This case adds to a growing collection of case reports describing the various phenotypes of POLG-related disorders. Early detection of POLG variants and phenotype/genotype characterization may help guide development of future treatments for patients with similar conditions.
Authors/Disclosures
Taylor Kay Peabody, MD (University of Miami)
PRESENTER
Dr. Peabody has nothing to disclose.
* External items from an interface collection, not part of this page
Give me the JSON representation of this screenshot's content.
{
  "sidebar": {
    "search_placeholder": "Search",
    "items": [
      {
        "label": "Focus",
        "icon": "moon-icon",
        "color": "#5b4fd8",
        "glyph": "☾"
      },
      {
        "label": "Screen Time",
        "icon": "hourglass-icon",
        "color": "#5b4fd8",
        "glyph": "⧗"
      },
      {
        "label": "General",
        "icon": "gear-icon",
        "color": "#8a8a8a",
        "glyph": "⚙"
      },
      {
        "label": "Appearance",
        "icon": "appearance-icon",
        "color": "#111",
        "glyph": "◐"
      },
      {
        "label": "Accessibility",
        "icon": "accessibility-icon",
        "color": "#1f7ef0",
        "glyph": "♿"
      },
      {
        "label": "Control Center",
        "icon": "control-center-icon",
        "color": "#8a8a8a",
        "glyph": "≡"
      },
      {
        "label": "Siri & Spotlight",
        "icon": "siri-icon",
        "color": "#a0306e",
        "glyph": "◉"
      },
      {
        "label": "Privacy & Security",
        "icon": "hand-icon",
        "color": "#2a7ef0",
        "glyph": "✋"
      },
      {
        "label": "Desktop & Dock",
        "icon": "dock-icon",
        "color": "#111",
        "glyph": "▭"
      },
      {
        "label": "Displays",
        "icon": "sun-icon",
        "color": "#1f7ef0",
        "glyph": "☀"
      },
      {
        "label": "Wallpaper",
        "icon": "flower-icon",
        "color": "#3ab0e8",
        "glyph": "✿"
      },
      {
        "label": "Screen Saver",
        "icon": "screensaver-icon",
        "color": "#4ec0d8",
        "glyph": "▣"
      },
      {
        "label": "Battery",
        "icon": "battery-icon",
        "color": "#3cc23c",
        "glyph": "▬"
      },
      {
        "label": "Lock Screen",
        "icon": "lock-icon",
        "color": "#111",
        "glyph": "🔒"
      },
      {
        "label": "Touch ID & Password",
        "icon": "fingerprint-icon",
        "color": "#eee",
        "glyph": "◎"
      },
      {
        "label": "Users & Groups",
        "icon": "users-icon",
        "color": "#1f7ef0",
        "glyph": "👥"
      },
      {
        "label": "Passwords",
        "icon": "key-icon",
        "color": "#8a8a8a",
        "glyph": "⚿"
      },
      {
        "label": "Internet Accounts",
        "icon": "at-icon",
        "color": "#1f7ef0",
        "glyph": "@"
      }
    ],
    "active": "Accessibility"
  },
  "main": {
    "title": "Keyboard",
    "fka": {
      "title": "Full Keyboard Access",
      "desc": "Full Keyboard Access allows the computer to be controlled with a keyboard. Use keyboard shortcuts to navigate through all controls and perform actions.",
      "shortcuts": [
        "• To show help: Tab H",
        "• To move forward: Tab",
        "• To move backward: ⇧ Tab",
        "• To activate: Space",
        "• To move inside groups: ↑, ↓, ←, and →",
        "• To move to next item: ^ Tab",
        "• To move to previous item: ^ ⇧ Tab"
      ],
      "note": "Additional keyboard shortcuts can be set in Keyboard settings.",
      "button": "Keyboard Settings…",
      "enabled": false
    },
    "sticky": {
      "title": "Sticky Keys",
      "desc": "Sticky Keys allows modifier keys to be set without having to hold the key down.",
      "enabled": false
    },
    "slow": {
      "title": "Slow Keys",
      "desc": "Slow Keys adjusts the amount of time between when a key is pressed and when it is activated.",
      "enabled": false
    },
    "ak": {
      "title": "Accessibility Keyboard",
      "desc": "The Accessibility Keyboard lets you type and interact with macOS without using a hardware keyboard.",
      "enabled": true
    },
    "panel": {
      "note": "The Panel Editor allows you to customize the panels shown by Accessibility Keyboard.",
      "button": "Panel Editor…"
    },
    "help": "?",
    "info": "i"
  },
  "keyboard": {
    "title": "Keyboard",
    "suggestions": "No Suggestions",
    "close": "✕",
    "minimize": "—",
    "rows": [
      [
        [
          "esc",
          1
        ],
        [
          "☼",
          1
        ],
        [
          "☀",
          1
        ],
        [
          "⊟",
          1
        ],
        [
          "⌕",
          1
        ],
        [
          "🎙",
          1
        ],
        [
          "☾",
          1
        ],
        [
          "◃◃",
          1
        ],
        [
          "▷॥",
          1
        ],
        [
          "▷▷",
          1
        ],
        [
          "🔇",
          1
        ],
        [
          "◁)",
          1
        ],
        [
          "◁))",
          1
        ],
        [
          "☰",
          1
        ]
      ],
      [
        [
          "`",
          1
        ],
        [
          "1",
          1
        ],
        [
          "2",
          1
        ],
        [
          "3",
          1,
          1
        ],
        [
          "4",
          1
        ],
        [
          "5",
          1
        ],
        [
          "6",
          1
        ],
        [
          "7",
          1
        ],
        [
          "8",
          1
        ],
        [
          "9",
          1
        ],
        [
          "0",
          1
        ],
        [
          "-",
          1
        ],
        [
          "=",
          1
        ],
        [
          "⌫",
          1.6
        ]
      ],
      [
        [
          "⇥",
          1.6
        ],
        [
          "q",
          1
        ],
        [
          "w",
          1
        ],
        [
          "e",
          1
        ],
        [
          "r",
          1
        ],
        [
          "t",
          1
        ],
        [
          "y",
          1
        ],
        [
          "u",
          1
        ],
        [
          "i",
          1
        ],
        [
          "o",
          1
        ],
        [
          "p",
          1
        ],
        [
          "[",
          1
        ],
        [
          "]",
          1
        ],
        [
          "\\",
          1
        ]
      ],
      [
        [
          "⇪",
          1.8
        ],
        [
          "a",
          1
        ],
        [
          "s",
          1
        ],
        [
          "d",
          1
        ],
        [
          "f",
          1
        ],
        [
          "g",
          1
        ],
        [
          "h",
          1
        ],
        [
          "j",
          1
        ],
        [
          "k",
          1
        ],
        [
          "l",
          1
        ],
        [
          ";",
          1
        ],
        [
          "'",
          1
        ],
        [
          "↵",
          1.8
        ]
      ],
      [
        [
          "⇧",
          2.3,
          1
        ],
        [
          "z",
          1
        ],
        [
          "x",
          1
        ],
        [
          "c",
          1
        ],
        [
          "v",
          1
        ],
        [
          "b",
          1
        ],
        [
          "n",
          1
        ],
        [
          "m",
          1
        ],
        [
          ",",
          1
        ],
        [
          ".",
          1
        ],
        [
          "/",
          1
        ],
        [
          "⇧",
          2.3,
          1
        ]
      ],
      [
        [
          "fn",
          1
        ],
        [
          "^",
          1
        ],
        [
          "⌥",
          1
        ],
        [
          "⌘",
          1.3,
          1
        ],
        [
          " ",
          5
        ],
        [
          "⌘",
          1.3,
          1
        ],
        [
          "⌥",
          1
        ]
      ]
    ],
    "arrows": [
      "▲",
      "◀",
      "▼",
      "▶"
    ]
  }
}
Danielle Spengler Shpiner, MD (University of Miami Miller School of Medicine) An immediate family member of Dr. Shpiner has received personal compensation for serving as an employee of University of Miami.